TRB never to the Central Bank. The issue of can only be attributed to the fact that the Central Bank may have deducted all the capital injection that the shareholders of TRB gave to the bank. If the capital was deducted, then TRBs ratios will be found to be in default.
Nonetheless, these were legitimate capital injections that the bank sought approvals from the Central Bank but never got from.
The amount that was stated by the Central Bank is NOT accurate. The Shareholders do not know how that figure was arrived at. All shareholder transactions with the bank were done at arm’s length. The amount in the audited accounts totalled GH¢49m and that included related parties. All these transactions were approved by the Board of TRB.
All that TRB required was for the Central Bank /Ministry of Finance to give a GHS300m dispensation for TRB to carry out its capitalization plans.
There was absolutely no need for the Central Bank to add TRB to the Consolidated Banks.

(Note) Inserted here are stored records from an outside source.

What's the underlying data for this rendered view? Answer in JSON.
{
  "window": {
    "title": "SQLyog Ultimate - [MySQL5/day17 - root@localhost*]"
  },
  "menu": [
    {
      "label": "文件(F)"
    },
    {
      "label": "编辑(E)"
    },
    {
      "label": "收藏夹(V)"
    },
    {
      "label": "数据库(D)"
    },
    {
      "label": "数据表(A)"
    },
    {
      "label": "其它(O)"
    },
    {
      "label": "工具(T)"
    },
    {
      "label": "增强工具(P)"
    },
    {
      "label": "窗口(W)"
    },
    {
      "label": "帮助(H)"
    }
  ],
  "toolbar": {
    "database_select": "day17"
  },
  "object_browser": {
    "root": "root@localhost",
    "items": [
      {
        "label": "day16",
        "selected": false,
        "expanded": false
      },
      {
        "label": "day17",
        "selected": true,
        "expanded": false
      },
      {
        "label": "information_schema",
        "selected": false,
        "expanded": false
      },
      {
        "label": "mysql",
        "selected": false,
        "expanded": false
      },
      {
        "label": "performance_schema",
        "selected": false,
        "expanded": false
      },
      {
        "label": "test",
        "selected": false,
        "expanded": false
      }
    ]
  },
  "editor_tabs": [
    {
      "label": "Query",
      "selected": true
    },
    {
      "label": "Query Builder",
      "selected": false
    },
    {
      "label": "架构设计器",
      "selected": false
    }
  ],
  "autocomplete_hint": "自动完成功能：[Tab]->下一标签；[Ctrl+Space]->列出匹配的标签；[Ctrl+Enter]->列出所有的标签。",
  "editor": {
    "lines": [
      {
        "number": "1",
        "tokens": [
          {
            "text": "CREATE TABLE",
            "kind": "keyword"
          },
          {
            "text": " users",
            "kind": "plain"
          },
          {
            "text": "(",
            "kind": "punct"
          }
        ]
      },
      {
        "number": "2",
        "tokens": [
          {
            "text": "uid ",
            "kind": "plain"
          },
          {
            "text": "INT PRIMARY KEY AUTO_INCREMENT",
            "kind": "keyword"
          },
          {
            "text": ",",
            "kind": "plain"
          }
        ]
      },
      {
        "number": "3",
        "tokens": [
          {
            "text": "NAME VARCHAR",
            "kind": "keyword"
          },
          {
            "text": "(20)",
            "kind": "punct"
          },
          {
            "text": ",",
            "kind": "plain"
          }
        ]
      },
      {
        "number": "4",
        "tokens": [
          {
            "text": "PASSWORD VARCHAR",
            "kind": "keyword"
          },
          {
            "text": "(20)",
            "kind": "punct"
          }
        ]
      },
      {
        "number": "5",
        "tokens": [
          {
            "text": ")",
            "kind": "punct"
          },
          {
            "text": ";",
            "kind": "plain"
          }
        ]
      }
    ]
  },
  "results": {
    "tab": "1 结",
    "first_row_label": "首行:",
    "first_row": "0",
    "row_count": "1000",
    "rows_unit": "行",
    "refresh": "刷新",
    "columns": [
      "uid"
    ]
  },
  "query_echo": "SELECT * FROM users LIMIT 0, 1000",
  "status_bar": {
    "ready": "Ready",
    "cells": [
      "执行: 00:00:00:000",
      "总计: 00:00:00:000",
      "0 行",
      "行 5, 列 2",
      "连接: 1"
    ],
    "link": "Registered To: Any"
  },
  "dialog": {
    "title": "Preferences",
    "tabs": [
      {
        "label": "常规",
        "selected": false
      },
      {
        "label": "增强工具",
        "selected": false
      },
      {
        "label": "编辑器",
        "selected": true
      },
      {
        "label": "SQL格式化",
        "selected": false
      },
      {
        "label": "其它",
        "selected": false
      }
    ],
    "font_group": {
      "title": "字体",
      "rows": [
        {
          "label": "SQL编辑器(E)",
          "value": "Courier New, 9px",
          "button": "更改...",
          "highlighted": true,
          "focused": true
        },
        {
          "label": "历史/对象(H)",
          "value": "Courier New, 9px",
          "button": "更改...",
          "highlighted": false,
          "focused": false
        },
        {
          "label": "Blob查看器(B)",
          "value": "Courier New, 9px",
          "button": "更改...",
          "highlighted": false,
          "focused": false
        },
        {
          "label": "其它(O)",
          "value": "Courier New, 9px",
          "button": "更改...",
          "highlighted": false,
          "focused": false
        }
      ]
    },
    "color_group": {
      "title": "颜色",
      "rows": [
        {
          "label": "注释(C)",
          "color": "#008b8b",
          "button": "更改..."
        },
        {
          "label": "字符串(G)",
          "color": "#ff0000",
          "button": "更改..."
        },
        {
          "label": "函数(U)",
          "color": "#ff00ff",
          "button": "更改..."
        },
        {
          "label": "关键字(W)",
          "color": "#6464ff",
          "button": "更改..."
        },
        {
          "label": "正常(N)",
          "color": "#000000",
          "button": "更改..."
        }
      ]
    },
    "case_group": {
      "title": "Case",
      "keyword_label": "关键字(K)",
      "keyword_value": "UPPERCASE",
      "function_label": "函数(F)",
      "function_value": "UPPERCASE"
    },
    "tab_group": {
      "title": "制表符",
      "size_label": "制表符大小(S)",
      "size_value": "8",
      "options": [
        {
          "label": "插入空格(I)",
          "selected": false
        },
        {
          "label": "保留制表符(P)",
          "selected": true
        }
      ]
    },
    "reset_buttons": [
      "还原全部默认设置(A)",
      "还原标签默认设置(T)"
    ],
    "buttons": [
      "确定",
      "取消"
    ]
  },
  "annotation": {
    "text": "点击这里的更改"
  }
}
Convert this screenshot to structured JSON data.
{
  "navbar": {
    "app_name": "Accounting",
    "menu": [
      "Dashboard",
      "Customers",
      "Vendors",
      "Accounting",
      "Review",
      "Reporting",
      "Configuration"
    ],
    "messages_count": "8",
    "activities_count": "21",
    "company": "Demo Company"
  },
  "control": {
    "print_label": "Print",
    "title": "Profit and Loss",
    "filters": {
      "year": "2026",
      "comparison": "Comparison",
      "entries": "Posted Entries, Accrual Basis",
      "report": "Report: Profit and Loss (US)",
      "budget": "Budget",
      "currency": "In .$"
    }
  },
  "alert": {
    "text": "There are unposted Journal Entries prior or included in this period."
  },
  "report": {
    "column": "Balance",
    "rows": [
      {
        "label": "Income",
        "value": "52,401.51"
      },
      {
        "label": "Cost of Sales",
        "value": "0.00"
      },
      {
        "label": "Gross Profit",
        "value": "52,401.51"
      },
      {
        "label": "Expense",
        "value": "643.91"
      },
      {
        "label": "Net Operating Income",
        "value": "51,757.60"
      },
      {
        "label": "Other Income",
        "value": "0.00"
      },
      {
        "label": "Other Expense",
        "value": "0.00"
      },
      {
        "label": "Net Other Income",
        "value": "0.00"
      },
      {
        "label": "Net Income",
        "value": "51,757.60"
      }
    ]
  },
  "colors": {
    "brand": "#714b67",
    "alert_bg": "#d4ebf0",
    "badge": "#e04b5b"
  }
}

If Government related loans (GH¢150m) had been paid and there had not been a run of the bank fuelled by the continuous speculation that the local banks were not ‘strong’, TRB would have worked itself out of the situation they found themselves in.
It is worth noting that TRB recovered in excess of GHS100m from the bad loans last year and on course to do the same this year.
With the loans going to the receiver, it is highly unlikely the receiver will recover even half of the amount stated as most debtors will deem the debt as government debt so will not be in a hurry to pay back and this will be to the detriment of The Royal Bank Shareholder.